• _What is needed_
Without copying any picture, return all lines below exactly.

• _Data supplied_
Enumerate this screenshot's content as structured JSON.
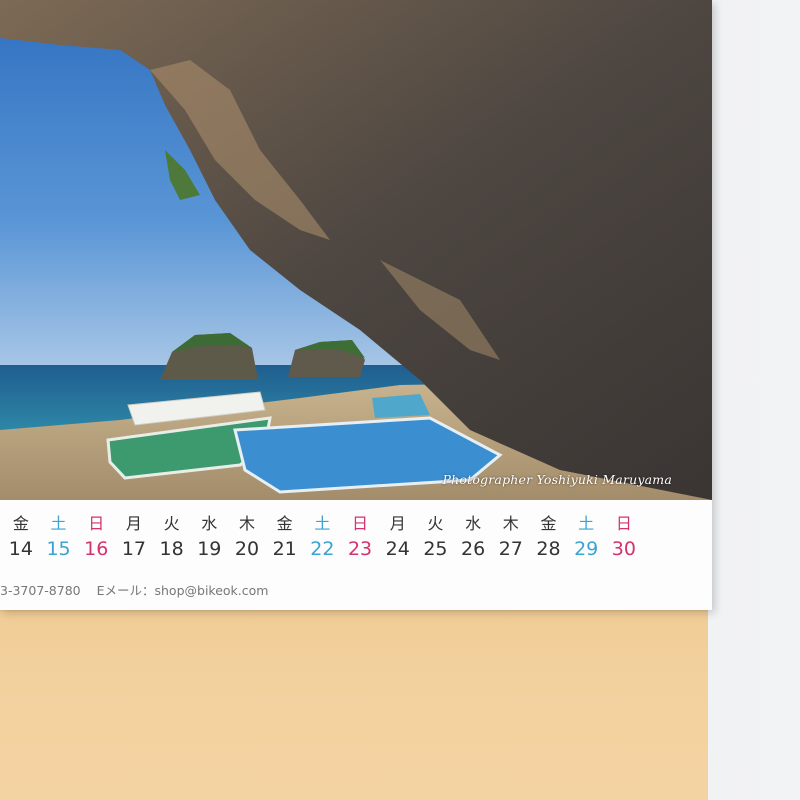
{
  "photo": {
    "description_icons": [
      "sea-cliff",
      "boats"
    ],
    "credit": "Photographer Yoshiyuki Maruyama"
  },
  "calendar": {
    "dows": [
      "金",
      "土",
      "日",
      "月",
      "火",
      "水",
      "木",
      "金",
      "土",
      "日",
      "月",
      "火",
      "水",
      "木",
      "金",
      "土",
      "日"
    ],
    "days": [
      "14",
      "15",
      "16",
      "17",
      "18",
      "19",
      "20",
      "21",
      "22",
      "23",
      "24",
      "25",
      "26",
      "27",
      "28",
      "29",
      "30"
    ],
    "dow_types": [
      "wk",
      "sat",
      "sun",
      "wk",
      "wk",
      "wk",
      "wk",
      "wk",
      "sat",
      "sun",
      "wk",
      "wk",
      "wk",
      "wk",
      "wk",
      "sat",
      "sun"
    ],
    "colors": {
      "weekday": "#333333",
      "saturday": "#3aa3cf",
      "sunday": "#d2336f"
    }
  },
  "contact": {
    "phone_fragment": "3-3707-8780",
    "email_label": "Eメール：shop@bikeok.com"
  }
}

• _Task result_
Enumerate this screenshot's content as structured JSON.
{
  "photo": {
    "description_icons": [
      "sea-cliff",
      "boats"
    ],
    "credit": "Photographer Yoshiyuki Maruyama"
  },
  "calendar": {
    "dows": [
      "金",
      "土",
      "日",
      "月",
      "火",
      "水",
      "木",
      "金",
      "土",
      "日",
      "月",
      "火",
      "水",
      "木",
      "金",
      "土",
      "日"
    ],
    "days": [
      "14",
      "15",
      "16",
      "17",
      "18",
      "19",
      "20",
      "21",
      "22",
      "23",
      "24",
      "25",
      "26",
      "27",
      "28",
      "29",
      "30"
    ],
    "dow_types": [
      "wk",
      "sat",
      "sun",
      "wk",
      "wk",
      "wk",
      "wk",
      "wk",
      "sat",
      "sun",
      "wk",
      "wk",
      "wk",
      "wk",
      "wk",
      "sat",
      "sun"
    ],
    "colors": {
      "weekday": "#333333",
      "saturday": "#3aa3cf",
      "sunday": "#d2336f"
    }
  },
  "contact": {
    "phone_fragment": "3-3707-8780",
    "email_label": "Eメール：shop@bikeok.com"
  }
}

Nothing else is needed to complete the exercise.